During 1647, moderate members of the Supreme Council succeeded in relegating O’Neill to service in Connacht and relied upon Preston to protect Kilkenny with the Leinster army. After Preston was decisively defeated by the Parliamentarians at the battle of Dungan’s Hill, O’Neill was recalled to the defence of Leinster. However, the Ulster army had become discontented and mutinous and O’Neill was unable to recover territory lost to the energetic Parliamentarian commander Colonel Michael Jones.
In May 1648, the Supreme Council negotiated a truce with Lord Inchiquin that enraged Archbishop Rinuccini to the extent that he threatened supporters of the Inchiquin Truce with excommunication. O’Neill remained loyal to Rinuccini. In June 1648, he declared war on the Supreme Council and marched against Kilkenny. Although he failed to capture the Confederate capital, O’Neill spent most of the summer pillaging the surrounding country and manoeuvring against Inchiquin and Confederate forces in Leinster.
The Marquis of Ormond returned to Ireland in September 1648 with the intention of negotiating an alliance between the Royalists and Confederates against the Parliamentarians. When the Second Ormond Peace was signed in January 1649, Archbishop Rinuccini departed from Ireland in despair.

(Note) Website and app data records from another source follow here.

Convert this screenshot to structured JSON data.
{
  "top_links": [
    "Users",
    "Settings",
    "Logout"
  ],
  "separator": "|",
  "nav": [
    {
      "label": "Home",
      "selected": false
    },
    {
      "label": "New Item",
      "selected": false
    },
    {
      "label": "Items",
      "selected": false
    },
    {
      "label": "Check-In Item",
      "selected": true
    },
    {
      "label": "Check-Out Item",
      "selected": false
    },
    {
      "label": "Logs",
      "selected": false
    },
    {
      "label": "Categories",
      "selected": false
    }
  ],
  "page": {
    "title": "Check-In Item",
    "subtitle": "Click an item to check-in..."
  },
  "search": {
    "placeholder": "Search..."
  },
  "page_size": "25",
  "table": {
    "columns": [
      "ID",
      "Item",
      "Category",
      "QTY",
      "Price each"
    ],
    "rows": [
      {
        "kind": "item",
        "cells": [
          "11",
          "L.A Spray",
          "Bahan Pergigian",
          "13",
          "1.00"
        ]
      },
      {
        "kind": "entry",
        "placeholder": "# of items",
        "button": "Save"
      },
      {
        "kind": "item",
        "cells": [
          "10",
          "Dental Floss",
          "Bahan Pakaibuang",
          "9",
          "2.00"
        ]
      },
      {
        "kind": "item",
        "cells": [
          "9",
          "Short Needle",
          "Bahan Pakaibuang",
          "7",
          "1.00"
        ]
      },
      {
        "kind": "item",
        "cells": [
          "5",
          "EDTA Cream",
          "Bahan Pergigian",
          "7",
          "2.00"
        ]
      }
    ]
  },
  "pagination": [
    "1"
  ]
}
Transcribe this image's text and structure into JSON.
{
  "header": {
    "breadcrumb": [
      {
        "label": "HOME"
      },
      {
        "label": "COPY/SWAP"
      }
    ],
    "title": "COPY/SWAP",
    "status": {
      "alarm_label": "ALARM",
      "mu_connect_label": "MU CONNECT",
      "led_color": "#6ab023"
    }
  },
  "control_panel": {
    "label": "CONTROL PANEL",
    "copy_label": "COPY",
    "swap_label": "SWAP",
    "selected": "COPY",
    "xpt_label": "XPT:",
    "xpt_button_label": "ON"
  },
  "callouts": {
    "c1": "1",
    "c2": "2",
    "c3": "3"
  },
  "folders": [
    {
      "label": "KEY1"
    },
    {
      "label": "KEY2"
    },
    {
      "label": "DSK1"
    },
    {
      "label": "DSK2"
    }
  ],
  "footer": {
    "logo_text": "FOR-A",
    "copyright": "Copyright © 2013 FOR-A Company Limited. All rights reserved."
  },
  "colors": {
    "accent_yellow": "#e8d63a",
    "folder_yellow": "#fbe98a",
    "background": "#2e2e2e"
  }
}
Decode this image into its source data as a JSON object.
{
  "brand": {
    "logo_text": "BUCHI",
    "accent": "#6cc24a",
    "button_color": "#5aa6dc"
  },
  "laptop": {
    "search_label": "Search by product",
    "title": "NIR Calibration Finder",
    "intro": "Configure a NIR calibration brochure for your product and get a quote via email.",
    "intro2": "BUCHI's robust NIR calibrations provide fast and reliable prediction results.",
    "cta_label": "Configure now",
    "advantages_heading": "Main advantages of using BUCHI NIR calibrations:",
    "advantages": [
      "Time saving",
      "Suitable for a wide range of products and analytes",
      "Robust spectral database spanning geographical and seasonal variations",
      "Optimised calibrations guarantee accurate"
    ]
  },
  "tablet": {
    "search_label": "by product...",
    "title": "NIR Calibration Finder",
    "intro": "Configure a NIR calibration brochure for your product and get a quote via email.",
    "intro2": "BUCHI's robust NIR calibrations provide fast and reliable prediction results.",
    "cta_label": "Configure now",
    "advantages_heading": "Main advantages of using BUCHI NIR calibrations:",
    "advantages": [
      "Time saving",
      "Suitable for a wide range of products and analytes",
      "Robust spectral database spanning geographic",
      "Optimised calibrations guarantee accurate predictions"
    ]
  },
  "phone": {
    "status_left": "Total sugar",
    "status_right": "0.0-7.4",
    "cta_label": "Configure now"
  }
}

O’Neill refused all approaches to join the Royalist-Confederate coalition because Ormond would not commit himself to promising the restoration of Irish lands in Ulster as O’Neill demanded.
When coalition forces moved against him during the summer of 1649, O’Neill was obliged to negotiate an unofficial truce with Colonel Monck, in which he agreed to support the Parliamentarian garrison at Dundalk against Lord Inchiquin’s forces in exchange for supplies of gunpowder. However, Inchiquin’s cavalry siezed the powder convoy in a surprise attack and O’Neill withdrew into western Ulster where he also signed a truce with Sir Charles Coote. O’Neill’s withdrawal drove away the Lagan Army and the Ulster Scots who had joined Ormond’s coalition and were besieging Coote’s garrison at Londonderry.
News of Cromwell’s invasion of Ireland and the subsequent storming and massacre of Drogheda finally convinced O’Neill that the alliance with Ormond represented his only hope of regaining Ulster. Ormond was desperate to gain the support of O’Neill and the Ulster army and came to terms with him in October 1649, promising on the King’s behalf restoration of Irish lands in Ulster and freedom of the Catholic faith.
Before they could join forces against the New Model Army, however, O’Neill fell ill. He died on 6 November 1649 at Cloughoughter Castle in County Cavan and was buried in an unmarked grave in the Franciscan priory at Cavan. The old belief that he was poisoned by the English is no longer generally accepted.
O’Neill married Rosa O’Dogherty (c.1588–1660), widow of Cathbar O’Donnell, in 1613. They had one son, Henry Roe, who also became a soldier and was killed fighting for the Ulster Irish at the battle of Scariffhollis in 1650.
Jerrold I. Casway, Owen Roe O’Neill, Oxford DNB, 2004
G.A. Hayes-McCoy, Irish Battles, a military history of Ireland (London1968)
Pádraig Lenihan, Confederate Catholics at War 1641-49 (Cork 2001)